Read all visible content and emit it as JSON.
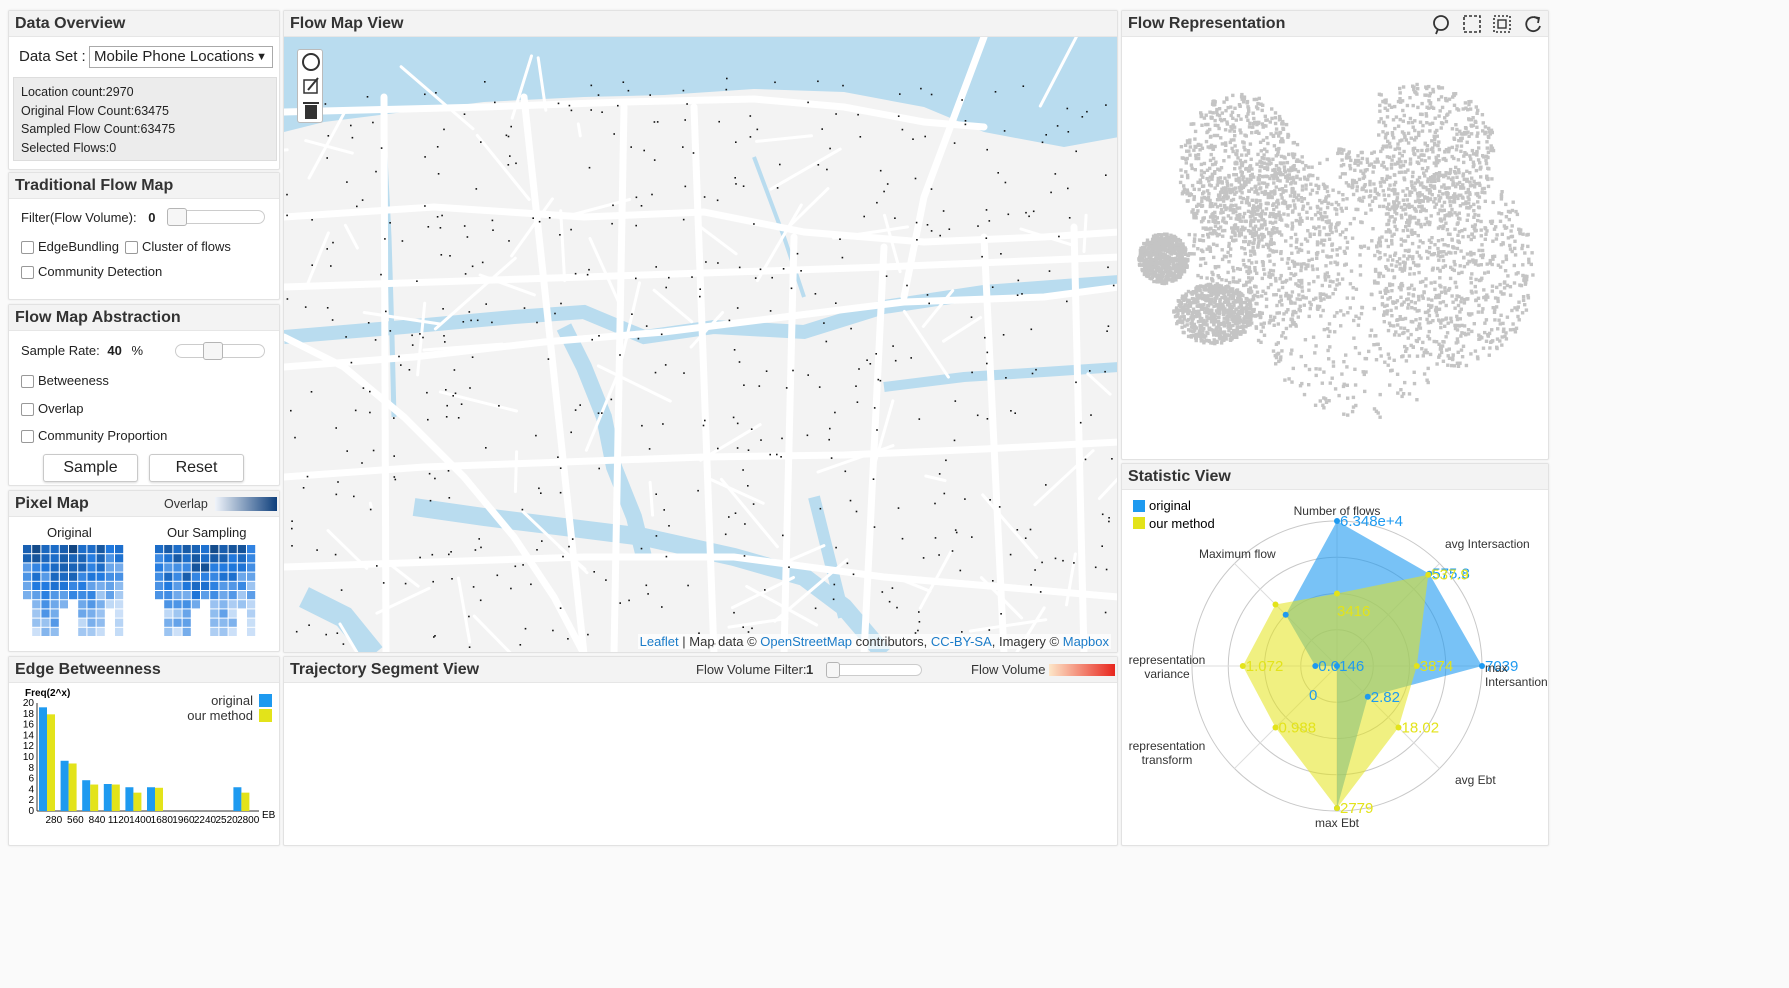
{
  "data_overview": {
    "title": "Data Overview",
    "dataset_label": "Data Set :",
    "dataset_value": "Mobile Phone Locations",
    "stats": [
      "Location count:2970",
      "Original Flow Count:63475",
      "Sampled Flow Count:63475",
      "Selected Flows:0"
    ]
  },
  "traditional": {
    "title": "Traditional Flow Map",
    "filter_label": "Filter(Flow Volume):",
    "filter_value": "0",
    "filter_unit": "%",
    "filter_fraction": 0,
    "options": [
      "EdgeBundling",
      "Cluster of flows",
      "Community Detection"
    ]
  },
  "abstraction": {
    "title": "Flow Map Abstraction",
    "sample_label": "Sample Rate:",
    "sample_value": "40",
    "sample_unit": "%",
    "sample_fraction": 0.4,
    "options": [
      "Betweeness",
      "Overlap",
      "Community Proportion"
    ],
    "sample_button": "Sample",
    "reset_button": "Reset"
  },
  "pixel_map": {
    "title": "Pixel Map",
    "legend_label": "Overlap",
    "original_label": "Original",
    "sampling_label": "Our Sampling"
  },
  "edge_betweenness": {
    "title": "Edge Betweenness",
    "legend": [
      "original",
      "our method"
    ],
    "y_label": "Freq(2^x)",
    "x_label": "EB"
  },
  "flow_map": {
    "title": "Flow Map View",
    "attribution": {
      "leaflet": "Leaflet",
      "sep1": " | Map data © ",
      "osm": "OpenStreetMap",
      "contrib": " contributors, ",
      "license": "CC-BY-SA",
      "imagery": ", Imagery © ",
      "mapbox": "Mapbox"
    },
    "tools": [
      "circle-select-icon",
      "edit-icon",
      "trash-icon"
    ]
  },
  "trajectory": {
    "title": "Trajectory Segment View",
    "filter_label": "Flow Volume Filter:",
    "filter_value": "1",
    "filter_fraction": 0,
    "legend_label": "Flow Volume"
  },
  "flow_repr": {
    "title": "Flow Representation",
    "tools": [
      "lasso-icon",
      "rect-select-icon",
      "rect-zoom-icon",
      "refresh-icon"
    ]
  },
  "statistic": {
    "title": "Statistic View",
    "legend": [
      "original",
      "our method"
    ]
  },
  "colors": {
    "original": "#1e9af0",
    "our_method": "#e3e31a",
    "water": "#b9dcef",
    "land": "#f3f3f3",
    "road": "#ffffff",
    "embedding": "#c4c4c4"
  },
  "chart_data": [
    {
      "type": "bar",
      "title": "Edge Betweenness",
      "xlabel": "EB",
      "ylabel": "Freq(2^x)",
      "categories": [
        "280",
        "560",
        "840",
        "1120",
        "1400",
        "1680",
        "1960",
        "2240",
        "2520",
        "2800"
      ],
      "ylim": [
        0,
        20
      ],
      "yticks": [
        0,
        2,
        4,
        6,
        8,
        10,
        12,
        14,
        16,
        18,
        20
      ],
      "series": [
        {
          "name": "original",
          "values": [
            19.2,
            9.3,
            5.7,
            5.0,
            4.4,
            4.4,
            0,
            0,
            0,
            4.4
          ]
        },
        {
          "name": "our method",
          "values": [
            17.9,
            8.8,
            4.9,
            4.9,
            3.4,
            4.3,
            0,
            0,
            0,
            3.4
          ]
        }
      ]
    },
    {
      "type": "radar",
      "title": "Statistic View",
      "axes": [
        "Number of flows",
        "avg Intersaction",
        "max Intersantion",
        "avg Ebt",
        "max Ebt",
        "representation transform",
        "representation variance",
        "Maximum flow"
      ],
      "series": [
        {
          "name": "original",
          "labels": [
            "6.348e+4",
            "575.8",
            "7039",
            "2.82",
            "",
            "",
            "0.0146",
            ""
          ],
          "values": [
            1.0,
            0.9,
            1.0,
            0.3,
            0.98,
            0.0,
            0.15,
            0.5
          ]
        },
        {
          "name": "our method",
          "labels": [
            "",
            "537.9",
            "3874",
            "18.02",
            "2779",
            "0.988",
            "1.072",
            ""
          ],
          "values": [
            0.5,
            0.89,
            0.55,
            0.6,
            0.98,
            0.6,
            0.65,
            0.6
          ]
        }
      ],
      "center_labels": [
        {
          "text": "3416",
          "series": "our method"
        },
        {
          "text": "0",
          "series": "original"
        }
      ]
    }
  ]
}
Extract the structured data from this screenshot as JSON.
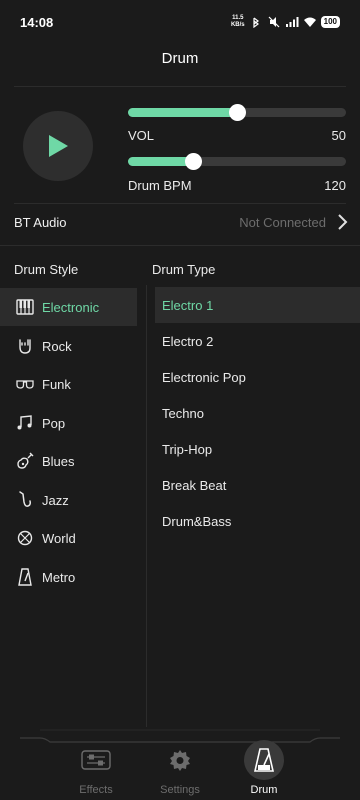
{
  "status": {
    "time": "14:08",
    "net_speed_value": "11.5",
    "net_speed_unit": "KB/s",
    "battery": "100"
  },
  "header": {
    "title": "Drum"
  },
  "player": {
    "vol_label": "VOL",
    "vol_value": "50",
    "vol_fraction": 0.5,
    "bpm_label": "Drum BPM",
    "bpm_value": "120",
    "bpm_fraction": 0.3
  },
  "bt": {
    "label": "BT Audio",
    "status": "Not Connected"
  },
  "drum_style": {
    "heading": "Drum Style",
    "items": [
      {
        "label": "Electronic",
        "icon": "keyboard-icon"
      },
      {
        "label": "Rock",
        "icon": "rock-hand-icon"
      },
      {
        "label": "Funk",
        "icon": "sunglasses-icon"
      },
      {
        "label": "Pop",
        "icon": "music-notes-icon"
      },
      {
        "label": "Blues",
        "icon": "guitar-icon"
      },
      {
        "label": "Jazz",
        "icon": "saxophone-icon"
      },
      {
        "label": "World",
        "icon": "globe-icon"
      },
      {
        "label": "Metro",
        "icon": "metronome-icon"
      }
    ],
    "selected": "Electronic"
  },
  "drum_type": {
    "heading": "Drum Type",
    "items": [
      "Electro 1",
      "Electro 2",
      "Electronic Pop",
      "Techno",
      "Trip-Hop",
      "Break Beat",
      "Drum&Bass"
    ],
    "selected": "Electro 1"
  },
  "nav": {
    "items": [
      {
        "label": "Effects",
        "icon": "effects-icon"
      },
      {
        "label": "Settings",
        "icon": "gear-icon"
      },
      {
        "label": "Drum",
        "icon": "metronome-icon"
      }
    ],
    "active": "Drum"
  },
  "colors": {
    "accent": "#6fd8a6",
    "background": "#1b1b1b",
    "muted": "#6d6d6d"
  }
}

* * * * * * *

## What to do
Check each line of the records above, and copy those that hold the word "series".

## Solution below
      "series": [
      "series": [
          "series": "our method"
          "series": "original"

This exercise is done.